Could a cave in a small village in central Kenya be the site of buried treasure? A rumor of riches, left behind by colonialists, has some residents dreaming of wealth, while others see it as a dangerous hoax. VOA's Gabe Joselow has the story.
Video

Video Iran's Rouhani Skeptical on Syria Strikes

Iranian President Hassan Rouhani expressed skepticism Friday that U.S.-led airstrikes in Iraq and Syria could crush Islamic State militants. From New York, VOA’s Margaret Besheer reports the president was also hopeful that questions about Iran’s nuclear program could be resolved soon.
Video

Video US House Speaker: Congress Should Debate Authorization Against IS

As wave after wave of U.S. airstrikes target Islamic State militants, the speaker of the Republican-controlled House of Representatives says he would be willing to call Congress back into session to debate a formal, broad authorization for the use of military force.
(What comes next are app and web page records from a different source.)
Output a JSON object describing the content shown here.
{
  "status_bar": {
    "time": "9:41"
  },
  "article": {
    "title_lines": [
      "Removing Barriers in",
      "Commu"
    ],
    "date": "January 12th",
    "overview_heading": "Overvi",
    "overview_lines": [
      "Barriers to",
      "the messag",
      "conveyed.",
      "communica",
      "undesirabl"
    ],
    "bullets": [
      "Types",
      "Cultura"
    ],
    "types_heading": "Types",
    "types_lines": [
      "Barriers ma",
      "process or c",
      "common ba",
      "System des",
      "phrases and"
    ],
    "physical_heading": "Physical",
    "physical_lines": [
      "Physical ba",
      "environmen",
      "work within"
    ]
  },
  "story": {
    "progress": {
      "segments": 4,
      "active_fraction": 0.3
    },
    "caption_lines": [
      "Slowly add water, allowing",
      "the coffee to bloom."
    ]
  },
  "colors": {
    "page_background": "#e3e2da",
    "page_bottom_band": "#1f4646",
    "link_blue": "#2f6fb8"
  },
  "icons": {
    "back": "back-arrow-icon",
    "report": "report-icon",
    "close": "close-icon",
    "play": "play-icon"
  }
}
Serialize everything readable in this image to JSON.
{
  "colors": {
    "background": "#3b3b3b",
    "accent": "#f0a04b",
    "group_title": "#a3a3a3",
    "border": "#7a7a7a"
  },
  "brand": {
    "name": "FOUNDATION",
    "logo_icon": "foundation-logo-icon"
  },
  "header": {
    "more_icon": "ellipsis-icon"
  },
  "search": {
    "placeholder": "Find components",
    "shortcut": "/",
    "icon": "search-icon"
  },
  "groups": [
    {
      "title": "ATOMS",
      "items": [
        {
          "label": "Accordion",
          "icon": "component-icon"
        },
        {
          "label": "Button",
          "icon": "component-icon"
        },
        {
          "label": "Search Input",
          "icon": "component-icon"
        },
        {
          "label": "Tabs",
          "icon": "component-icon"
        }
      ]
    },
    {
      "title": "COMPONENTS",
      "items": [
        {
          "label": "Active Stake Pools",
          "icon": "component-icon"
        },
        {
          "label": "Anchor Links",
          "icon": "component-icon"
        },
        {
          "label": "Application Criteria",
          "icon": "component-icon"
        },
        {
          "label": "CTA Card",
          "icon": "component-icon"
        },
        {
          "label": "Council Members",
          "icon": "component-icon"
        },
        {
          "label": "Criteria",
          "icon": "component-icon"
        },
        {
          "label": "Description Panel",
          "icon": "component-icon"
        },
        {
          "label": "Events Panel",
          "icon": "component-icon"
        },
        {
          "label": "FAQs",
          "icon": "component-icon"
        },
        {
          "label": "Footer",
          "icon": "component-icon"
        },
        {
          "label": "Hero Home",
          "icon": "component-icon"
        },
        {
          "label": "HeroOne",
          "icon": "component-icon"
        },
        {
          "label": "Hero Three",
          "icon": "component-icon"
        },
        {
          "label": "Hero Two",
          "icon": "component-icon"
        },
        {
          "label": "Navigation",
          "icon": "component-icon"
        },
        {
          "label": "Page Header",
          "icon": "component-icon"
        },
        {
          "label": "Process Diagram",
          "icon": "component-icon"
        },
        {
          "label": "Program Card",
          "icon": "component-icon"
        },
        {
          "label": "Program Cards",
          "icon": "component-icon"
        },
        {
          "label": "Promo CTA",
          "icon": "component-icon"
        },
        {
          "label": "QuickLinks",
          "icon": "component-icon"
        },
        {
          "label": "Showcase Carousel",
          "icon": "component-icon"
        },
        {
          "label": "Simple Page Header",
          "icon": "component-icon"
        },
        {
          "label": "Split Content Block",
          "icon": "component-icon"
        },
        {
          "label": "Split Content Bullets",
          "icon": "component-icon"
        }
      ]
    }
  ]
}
VOA’s Michael Bowman reports from Washington, where legislators left town 10 days ago for a seven-week recess.
Video

Video Ebola Patients Find No Treatment at Sierra Leone Holding Center

At a holding facility in Makeni, central Sierra Leone, dozens of sick people sit on the floor in an empty university building. They wait in filthy conditions. It's a 16-hour drive by ambulance to Kailahun Ebola treatment center. Adam Bailes was there and reports on what he says are some of the worst situations he has seen since the beginning of this Ebola outbreak. And he says it appears case numbers may already be far worse than authorities acknowledge.
Video

Video Identifying Bodies Found in Texas Border Region

Thousands of immigrants have died after crossing the border from Mexico into remote areas of the southwestern United States in recent years. Local officials in south Texas alone have found hundreds of unidentified bodies and buried them in mass graves in local cemeteries. Now an anthropologist and her students at Baylor University have been exhuming bodies and looking for clues to identify them. VOA’s Greg Flakus has more from Waco, Texas.
Video

Video Ebola Robs Liberians of Chance to Say Good-Bye to Loved Ones

In Liberia, where Ebola has killed more than 1,500 people, authorities have worked hard to convince people to allow specialized burial teams to take away dead bodies. But these safety measures, while necessary, make it hard for people to say good bye to their loved ones. VOA's Anne Look reports on the tragedy from Liberia.
Colonel Steve ‘Spiros’ Pisanos left Greece and came to the U.S. to learn to fly. He flew fighters for the Allies in World War II, narrowly escaping death multiple times.Colonel Steve ‘Spiros’ Pisanos left Greece and came to the U.S. to learn to fly. He flew fighters for the Allies in World War II, narrowly escaping death multiple times.

AppleAndroid